As you know, my company develops software and hardware for UAVs, but not the kind you usually read about.

While developing our indoor drone and the software for it, we faced and had to handle a lot of challenges, like these:

  1. The drone doesn’t know where it is because there are no GPS signals in places like steel tanks, tubes, or certain kinds of rooms and that makes standard drone navigation impossible.  Even when the drone has all the sensors needed to navigate obstacles, it’s still fairly useless unless it can place itself within the enclosure, whatever it may be.
  1. Frequently UAVs cannot be controlled over ordinary radio channels, because of surface reflection, which makes the need for “autonomous and unmanned” even more important. However, when dealing with various surfaces one size does not fit all, because each surface requires different custom features. And that’s why indoor drones stay indoors.
  1. Today’s cameras create amazing images, but they all have one thing in common: they require light to create images. The lack of sufficient light in tanks, tubes, etc., makes producing good images extremely challenging.
  1. UAVs are reliant on magnetometers when operating in places where GPS doesn’t work. However, magnetometers don’t always operate correctly; for example, electric motors generate strong magnetic fields and large chunks of ferrous metals can also affect the field.
  1. While drones are highly maneuverable they require space in which to do it. While they have no problem outside, it is much more difficult to fly in a tight, enclosed space, such as a tank or tube.
  1. Flying a UAV in the open air, or an empty room with plain surfaces, is very different from flying an environment full of edges and obstacles. Indoor navigation demands precise positioning to handle working goals, such as inspections, etc., as previously discussed. Edges and obstacles demand special technologies, such as SLAM, but they require substantial, additional hardware that adds weight. Because indoor drones are required to fly and maneuver in tight spaces can be neither large nor heavy.
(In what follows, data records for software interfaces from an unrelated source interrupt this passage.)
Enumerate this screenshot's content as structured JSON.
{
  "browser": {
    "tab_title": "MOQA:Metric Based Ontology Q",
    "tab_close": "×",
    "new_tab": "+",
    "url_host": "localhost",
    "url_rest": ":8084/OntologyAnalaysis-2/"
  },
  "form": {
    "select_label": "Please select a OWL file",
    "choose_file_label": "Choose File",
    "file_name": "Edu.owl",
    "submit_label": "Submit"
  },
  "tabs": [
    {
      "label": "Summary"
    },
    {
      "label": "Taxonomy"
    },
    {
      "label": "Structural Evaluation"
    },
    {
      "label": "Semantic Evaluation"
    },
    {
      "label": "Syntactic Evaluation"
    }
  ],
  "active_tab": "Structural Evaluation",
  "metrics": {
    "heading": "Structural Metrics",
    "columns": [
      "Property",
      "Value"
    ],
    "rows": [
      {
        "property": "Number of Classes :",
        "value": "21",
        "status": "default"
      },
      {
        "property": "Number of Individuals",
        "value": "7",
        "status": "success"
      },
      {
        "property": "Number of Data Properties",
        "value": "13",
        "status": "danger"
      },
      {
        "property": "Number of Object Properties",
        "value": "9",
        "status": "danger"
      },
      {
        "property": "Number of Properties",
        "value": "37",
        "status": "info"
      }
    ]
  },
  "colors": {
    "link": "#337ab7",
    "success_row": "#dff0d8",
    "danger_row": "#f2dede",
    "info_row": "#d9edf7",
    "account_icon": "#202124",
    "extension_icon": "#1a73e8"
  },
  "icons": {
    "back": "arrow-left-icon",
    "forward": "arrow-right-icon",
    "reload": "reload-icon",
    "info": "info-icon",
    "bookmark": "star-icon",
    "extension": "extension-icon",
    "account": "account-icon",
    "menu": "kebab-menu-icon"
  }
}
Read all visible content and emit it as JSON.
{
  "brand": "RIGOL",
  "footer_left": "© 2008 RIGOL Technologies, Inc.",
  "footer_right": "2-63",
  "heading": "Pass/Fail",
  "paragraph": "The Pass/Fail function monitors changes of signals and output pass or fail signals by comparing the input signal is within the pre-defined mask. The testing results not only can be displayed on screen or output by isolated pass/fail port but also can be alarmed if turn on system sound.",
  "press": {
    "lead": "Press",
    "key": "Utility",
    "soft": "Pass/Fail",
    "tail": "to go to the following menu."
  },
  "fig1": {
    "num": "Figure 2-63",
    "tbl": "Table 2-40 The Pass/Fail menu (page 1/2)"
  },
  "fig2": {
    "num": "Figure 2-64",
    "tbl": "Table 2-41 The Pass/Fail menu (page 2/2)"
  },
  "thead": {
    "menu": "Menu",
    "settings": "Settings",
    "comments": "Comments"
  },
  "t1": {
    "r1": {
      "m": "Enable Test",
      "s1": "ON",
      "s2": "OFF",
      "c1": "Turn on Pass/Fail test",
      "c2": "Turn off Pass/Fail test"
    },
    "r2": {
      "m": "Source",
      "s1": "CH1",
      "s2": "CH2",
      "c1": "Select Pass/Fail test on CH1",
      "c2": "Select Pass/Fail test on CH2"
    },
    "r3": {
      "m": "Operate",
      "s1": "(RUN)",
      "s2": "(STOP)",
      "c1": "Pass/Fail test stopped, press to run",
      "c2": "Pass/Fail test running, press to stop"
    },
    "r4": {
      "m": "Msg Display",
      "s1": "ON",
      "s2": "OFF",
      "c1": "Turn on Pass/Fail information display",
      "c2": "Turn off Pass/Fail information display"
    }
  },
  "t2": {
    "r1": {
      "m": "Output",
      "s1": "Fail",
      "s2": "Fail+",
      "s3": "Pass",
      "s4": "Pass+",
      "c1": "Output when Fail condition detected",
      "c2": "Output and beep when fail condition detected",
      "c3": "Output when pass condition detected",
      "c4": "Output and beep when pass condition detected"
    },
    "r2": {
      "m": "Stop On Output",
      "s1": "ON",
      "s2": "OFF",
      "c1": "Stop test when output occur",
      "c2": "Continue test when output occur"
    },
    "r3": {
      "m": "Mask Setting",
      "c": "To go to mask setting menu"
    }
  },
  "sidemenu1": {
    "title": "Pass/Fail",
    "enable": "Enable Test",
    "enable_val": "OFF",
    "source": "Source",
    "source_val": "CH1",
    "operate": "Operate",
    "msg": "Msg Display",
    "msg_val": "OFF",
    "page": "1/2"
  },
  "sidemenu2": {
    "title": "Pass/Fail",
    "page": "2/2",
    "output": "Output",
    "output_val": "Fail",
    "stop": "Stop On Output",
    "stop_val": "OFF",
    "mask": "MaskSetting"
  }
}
Please join me next week to learn about the various approaches that address these challenges.

Also, if you know of other challenges, please share them in Comments and I’ll do my best to address them, too.